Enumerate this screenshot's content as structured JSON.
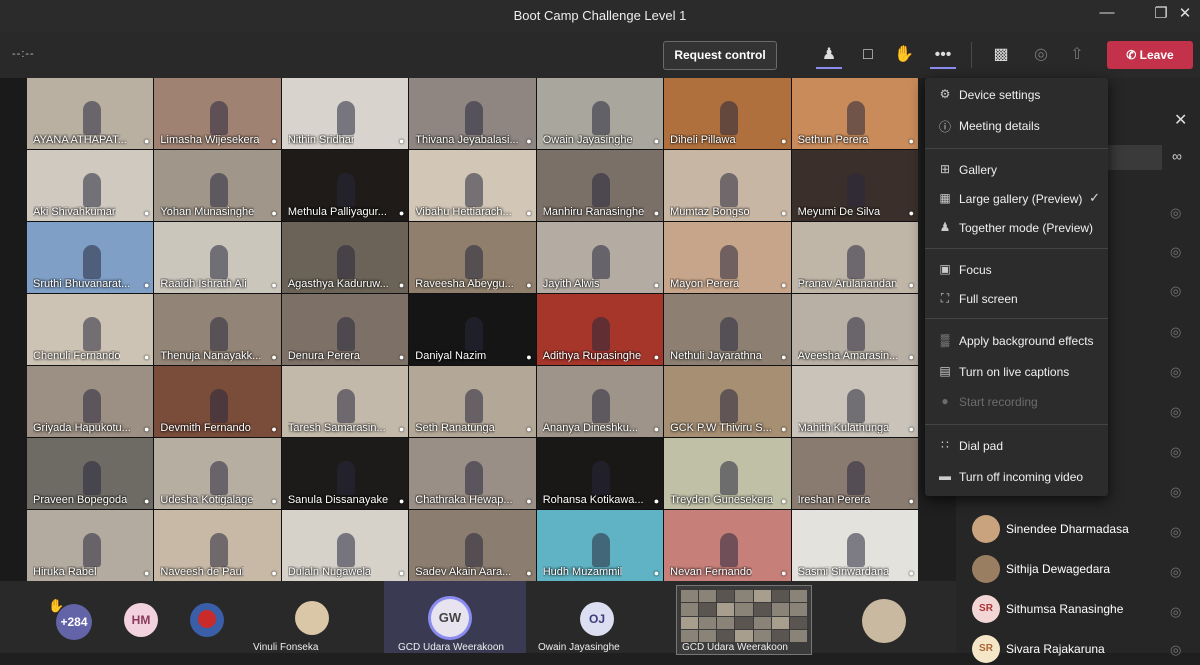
{
  "window": {
    "title": "Boot Camp Challenge Level 1"
  },
  "toolbar": {
    "timer": "--:--",
    "request_control_label": "Request control",
    "leave_label": "Leave"
  },
  "grid": {
    "tiles": [
      {
        "name": "AYANA  ATHAPAT...",
        "bg": "#b9b0a2"
      },
      {
        "name": "Limasha Wijesekera",
        "bg": "#a08272"
      },
      {
        "name": "Nithin Sridhar",
        "bg": "#d8d3cd"
      },
      {
        "name": "Thivana Jeyabalasi...",
        "bg": "#8f8682"
      },
      {
        "name": "Owain Jayasinghe",
        "bg": "#a9a79d"
      },
      {
        "name": "Diheli Pillawa",
        "bg": "#b0703e"
      },
      {
        "name": "Sethun Perera",
        "bg": "#c98b5a"
      },
      {
        "name": "Aki Shivahkumar",
        "bg": "#cfc9c0"
      },
      {
        "name": "Yohan Munasinghe",
        "bg": "#a0968a"
      },
      {
        "name": "Methula Palliyagur...",
        "bg": "#1e1b18"
      },
      {
        "name": "Vibahu Hettiarach...",
        "bg": "#d2c7b7"
      },
      {
        "name": "Manhiru Ranasinghe",
        "bg": "#7b7068"
      },
      {
        "name": "Mumtaz Bongso",
        "bg": "#c7b6a3"
      },
      {
        "name": "Meyumi De Silva",
        "bg": "#3a2f2a"
      },
      {
        "name": "Sruthi Bhuvanarat...",
        "bg": "#7f9fc7"
      },
      {
        "name": "Raaidh Ishrath Ali",
        "bg": "#cbc6bc"
      },
      {
        "name": "Agasthya Kaduruw...",
        "bg": "#6b6357"
      },
      {
        "name": "Raveesha Abeygu...",
        "bg": "#8f7f6c"
      },
      {
        "name": "Jayith Alwis",
        "bg": "#b4aca3"
      },
      {
        "name": "Mayon Perera",
        "bg": "#c7a58a"
      },
      {
        "name": "Pranav Arulanandan",
        "bg": "#bfb6a8"
      },
      {
        "name": "Chenuli Fernando",
        "bg": "#cdc3b4"
      },
      {
        "name": "Thenuja Nanayakk...",
        "bg": "#928476"
      },
      {
        "name": "Denura Perera",
        "bg": "#7d7067"
      },
      {
        "name": "Daniyal Nazim",
        "bg": "#151515"
      },
      {
        "name": "Adithya Rupasinghe",
        "bg": "#a6352a"
      },
      {
        "name": "Nethuli Jayarathna",
        "bg": "#8d8073"
      },
      {
        "name": "Aveesha Amarasin...",
        "bg": "#b8b0a4"
      },
      {
        "name": "Griyada Hapukotu...",
        "bg": "#9c8f83"
      },
      {
        "name": "Devmith Fernando",
        "bg": "#7a4c3a"
      },
      {
        "name": "Taresh  Samarasin...",
        "bg": "#c3b9ab"
      },
      {
        "name": "Seth Ranatunga",
        "bg": "#b3a797"
      },
      {
        "name": "Ananya Dineshku...",
        "bg": "#9e9489"
      },
      {
        "name": "GCK  P.W Thiviru S...",
        "bg": "#a68f73"
      },
      {
        "name": "Mahith Kulathunga",
        "bg": "#c9c3b9"
      },
      {
        "name": "Praveen Bopegoda",
        "bg": "#6e6a64"
      },
      {
        "name": "Udesha Kotigalage",
        "bg": "#b7aea2"
      },
      {
        "name": "Sanula Dissanayake",
        "bg": "#1d1b19"
      },
      {
        "name": "Chathraka Hewap...",
        "bg": "#9a8f86"
      },
      {
        "name": "Rohansa Kotikawa...",
        "bg": "#1a1816"
      },
      {
        "name": "Treyden Gunesekera",
        "bg": "#bfc0a6"
      },
      {
        "name": "Ireshan Perera",
        "bg": "#8a7b70"
      },
      {
        "name": "Hiruka Rabel",
        "bg": "#b3aaa0"
      },
      {
        "name": "Naveesh de Paul",
        "bg": "#c7b9a6"
      },
      {
        "name": "Dulaln  Nugawela",
        "bg": "#d6d1c9"
      },
      {
        "name": "Sadev Akain Aara...",
        "bg": "#8b7d6f"
      },
      {
        "name": "Hudh Muzammil",
        "bg": "#5fb3c4"
      },
      {
        "name": "Nevan Fernando",
        "bg": "#c77f7a"
      },
      {
        "name": "Sasmi Siriwardana",
        "bg": "#e4e2dd"
      }
    ]
  },
  "menu": {
    "device_settings": "Device settings",
    "meeting_details": "Meeting details",
    "gallery": "Gallery",
    "large_gallery": "Large gallery (Preview)",
    "together_mode": "Together mode (Preview)",
    "focus": "Focus",
    "full_screen": "Full screen",
    "apply_background": "Apply background effects",
    "live_captions": "Turn on live captions",
    "start_recording": "Start recording",
    "dial_pad": "Dial pad",
    "incoming_video": "Turn off incoming video"
  },
  "participants": {
    "list": [
      {
        "name": "Sinendee Dharmadasa",
        "initials": "",
        "color": "#c9a27e"
      },
      {
        "name": "Sithija Dewagedara",
        "initials": "",
        "color": "#9a7e62"
      },
      {
        "name": "Sithumsa Ranasinghe",
        "initials": "SR",
        "color": "#f2d5d5"
      },
      {
        "name": "Sivara Rajakaruna",
        "initials": "SR",
        "color": "#f5e6c8"
      }
    ]
  },
  "bottom_bar": {
    "overflow_count": "+284",
    "hm_initials": "HM",
    "vinuli_name": "Vinuli Fonseka",
    "gw_initials": "GW",
    "gw_name": "GCD Udara Weerakoon",
    "oj_initials": "OJ",
    "oj_name": "Owain Jayasinghe",
    "share_name": "GCD Udara Weerakoon"
  }
}
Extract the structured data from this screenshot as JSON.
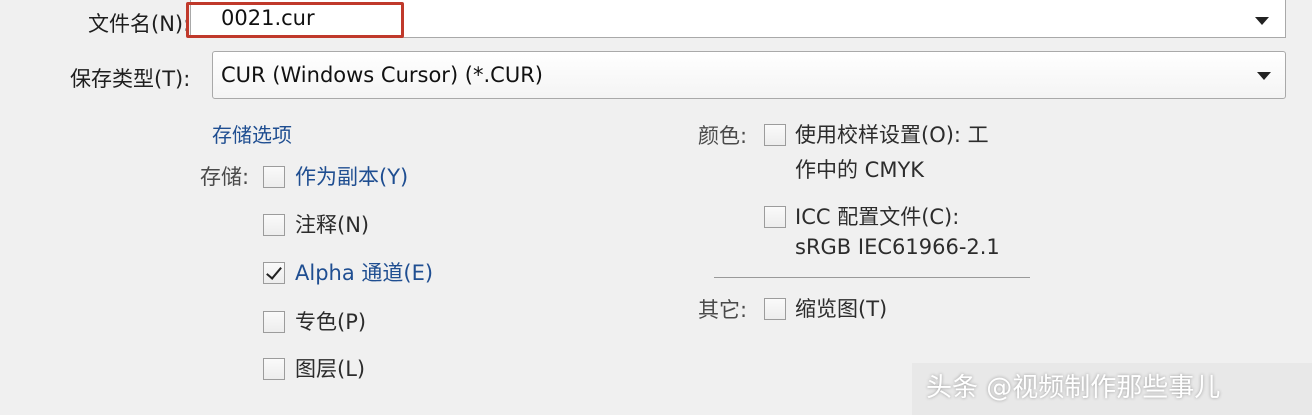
{
  "filename": {
    "label": "文件名(N):",
    "value": "0021.cur"
  },
  "save_type": {
    "label": "保存类型(T):",
    "value": "CUR (Windows Cursor) (*.CUR)"
  },
  "storage_options": {
    "title": "存储选项",
    "save_label": "存储:",
    "items": [
      {
        "label": "作为副本(Y)",
        "checked": false
      },
      {
        "label": "注释(N)",
        "checked": false
      },
      {
        "label": "Alpha 通道(E)",
        "checked": true
      },
      {
        "label": "专色(P)",
        "checked": false
      },
      {
        "label": "图层(L)",
        "checked": false
      }
    ]
  },
  "color": {
    "label": "颜色:",
    "use_proof": {
      "line1": "使用校样设置(O):  工",
      "line2": "作中的 CMYK",
      "checked": false
    },
    "icc": {
      "line1": "ICC 配置文件(C):",
      "line2": "sRGB IEC61966-2.1",
      "checked": false
    }
  },
  "other": {
    "label": "其它:",
    "thumbnail": {
      "label": "缩览图(T)",
      "checked": false
    }
  },
  "watermark": "头条 @视频制作那些事儿",
  "colors": {
    "accent_text": "#1f4e91",
    "highlight_border": "#c0392b"
  }
}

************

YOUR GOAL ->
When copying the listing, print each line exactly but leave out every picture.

OUTPUT OF THE TASK ->
Enumerate this screenshot's content as structured JSON.
{
  "window": {
    "title": "Boot Camp Challenge Level 1"
  },
  "toolbar": {
    "timer": "--:--",
    "request_control_label": "Request control",
    "leave_label": "Leave"
  },
  "grid": {
    "tiles": [
      {
        "name": "AYANA  ATHAPAT...",
        "bg": "#b9b0a2"
      },
      {
        "name": "Limasha Wijesekera",
        "bg": "#a08272"
      },
      {
        "name": "Nithin Sridhar",
        "bg": "#d8d3cd"
      },
      {
        "name": "Thivana Jeyabalasi...",
        "bg": "#8f8682"
      },
      {
        "name": "Owain Jayasinghe",
        "bg": "#a9a79d"
      },
      {
        "name": "Diheli Pillawa",
        "bg": "#b0703e"
      },
      {
        "name": "Sethun Perera",
        "bg": "#c98b5a"
      },
      {
        "name": "Aki Shivahkumar",
        "bg": "#cfc9c0"
      },
      {
        "name": "Yohan Munasinghe",
        "bg": "#a0968a"
      },
      {
        "name": "Methula Palliyagur...",
        "bg": "#1e1b18"
      },
      {
        "name": "Vibahu Hettiarach...",
        "bg": "#d2c7b7"
      },
      {
        "name": "Manhiru Ranasinghe",
        "bg": "#7b7068"
      },
      {
        "name": "Mumtaz Bongso",
        "bg": "#c7b6a3"
      },
      {
        "name": "Meyumi De Silva",
        "bg": "#3a2f2a"
      },
      {
        "name": "Sruthi Bhuvanarat...",
        "bg": "#7f9fc7"
      },
      {
        "name": "Raaidh Ishrath Ali",
        "bg": "#cbc6bc"
      },
      {
        "name": "Agasthya Kaduruw...",
        "bg": "#6b6357"
      },
      {
        "name": "Raveesha Abeygu...",
        "bg": "#8f7f6c"
      },
      {
        "name": "Jayith Alwis",
        "bg": "#b4aca3"
      },
      {
        "name": "Mayon Perera",
        "bg": "#c7a58a"
      },
      {
        "name": "Pranav Arulanandan",
        "bg": "#bfb6a8"
      },
      {
        "name": "Chenuli Fernando",
        "bg": "#cdc3b4"
      },
      {
        "name": "Thenuja Nanayakk...",
        "bg": "#928476"
      },
      {
        "name": "Denura Perera",
        "bg": "#7d7067"
      },
      {
        "name": "Daniyal Nazim",
        "bg": "#151515"
      },
      {
        "name": "Adithya Rupasinghe",
        "bg": "#a6352a"
      },
      {
        "name": "Nethuli Jayarathna",
        "bg": "#8d8073"
      },
      {
        "name": "Aveesha Amarasin...",
        "bg": "#b8b0a4"
      },
      {
        "name": "Griyada Hapukotu...",
        "bg": "#9c8f83"
      },
      {
        "name": "Devmith Fernando",
        "bg": "#7a4c3a"
      },
      {
        "name": "Taresh  Samarasin...",
        "bg": "#c3b9ab"
      },
      {
        "name": "Seth Ranatunga",
        "bg": "#b3a797"
      },
      {
        "name": "Ananya Dineshku...",
        "bg": "#9e9489"
      },
      {
        "name": "GCK  P.W Thiviru S...",
        "bg": "#a68f73"
      },
      {
        "name": "Mahith Kulathunga",
        "bg": "#c9c3b9"
      },
      {
        "name": "Praveen Bopegoda",
        "bg": "#6e6a64"
      },
      {
        "name": "Udesha Kotigalage",
        "bg": "#b7aea2"
      },
      {
        "name": "Sanula Dissanayake",
        "bg": "#1d1b19"
      },
      {
        "name": "Chathraka Hewap...",
        "bg": "#9a8f86"
      },
      {
        "name": "Rohansa Kotikawa...",
        "bg": "#1a1816"
      },
      {
        "name": "Treyden Gunesekera",
        "bg": "#bfc0a6"
      },
      {
        "name": "Ireshan Perera",
        "bg": "#8a7b70"
      },
      {
        "name": "Hiruka Rabel",
        "bg": "#b3aaa0"
      },
      {
        "name": "Naveesh de Paul",
        "bg": "#c7b9a6"
      },
      {
        "name": "Dulaln  Nugawela",
        "bg": "#d6d1c9"
      },
      {
        "name": "Sadev Akain Aara...",
        "bg": "#8b7d6f"
      },
      {
        "name": "Hudh Muzammil",
        "bg": "#5fb3c4"
      },
      {
        "name": "Nevan Fernando",
        "bg": "#c77f7a"
      },
      {
        "name": "Sasmi Siriwardana",
        "bg": "#e4e2dd"
      }
    ]
  },
  "menu": {
    "device_settings": "Device settings",
    "meeting_details": "Meeting details",
    "gallery": "Gallery",
    "large_gallery": "Large gallery (Preview)",
    "together_mode": "Together mode (Preview)",
    "focus": "Focus",
    "full_screen": "Full screen",
    "apply_background": "Apply background effects",
    "live_captions": "Turn on live captions",
    "start_recording": "Start recording",
    "dial_pad": "Dial pad",
    "incoming_video": "Turn off incoming video"
  },
  "participants": {
    "list": [
      {
        "name": "Sinendee Dharmadasa",
        "initials": "",
        "color": "#c9a27e"
      },
      {
        "name": "Sithija Dewagedara",
        "initials": "",
        "color": "#9a7e62"
      },
      {
        "name": "Sithumsa Ranasinghe",
        "initials": "SR",
        "color": "#f2d5d5"
      },
      {
        "name": "Sivara Rajakaruna",
        "initials": "SR",
        "color": "#f5e6c8"
      }
    ]
  },
  "bottom_bar": {
    "overflow_count": "+284",
    "hm_initials": "HM",
    "vinuli_name": "Vinuli Fonseka",
    "gw_initials": "GW",
    "gw_name": "GCD Udara Weerakoon",
    "oj_initials": "OJ",
    "oj_name": "Owain Jayasinghe",
    "share_name": "GCD Udara Weerakoon"
  }
}
Extract the structured data from this screenshot as JSON.
{
  "filename": {
    "label": "文件名(N):",
    "value": "0021.cur"
  },
  "save_type": {
    "label": "保存类型(T):",
    "value": "CUR (Windows Cursor) (*.CUR)"
  },
  "storage_options": {
    "title": "存储选项",
    "save_label": "存储:",
    "items": [
      {
        "label": "作为副本(Y)",
        "checked": false
      },
      {
        "label": "注释(N)",
        "checked": false
      },
      {
        "label": "Alpha 通道(E)",
        "checked": true
      },
      {
        "label": "专色(P)",
        "checked": false
      },
      {
        "label": "图层(L)",
        "checked": false
      }
    ]
  },
  "color": {
    "label": "颜色:",
    "use_proof": {
      "line1": "使用校样设置(O):  工",
      "line2": "作中的 CMYK",
      "checked": false
    },
    "icc": {
      "line1": "ICC 配置文件(C):",
      "line2": "sRGB IEC61966-2.1",
      "checked": false
    }
  },
  "other": {
    "label": "其它:",
    "thumbnail": {
      "label": "缩览图(T)",
      "checked": false
    }
  },
  "watermark": "头条 @视频制作那些事儿",
  "colors": {
    "accent_text": "#1f4e91",
    "highlight_border": "#c0392b"
  }
}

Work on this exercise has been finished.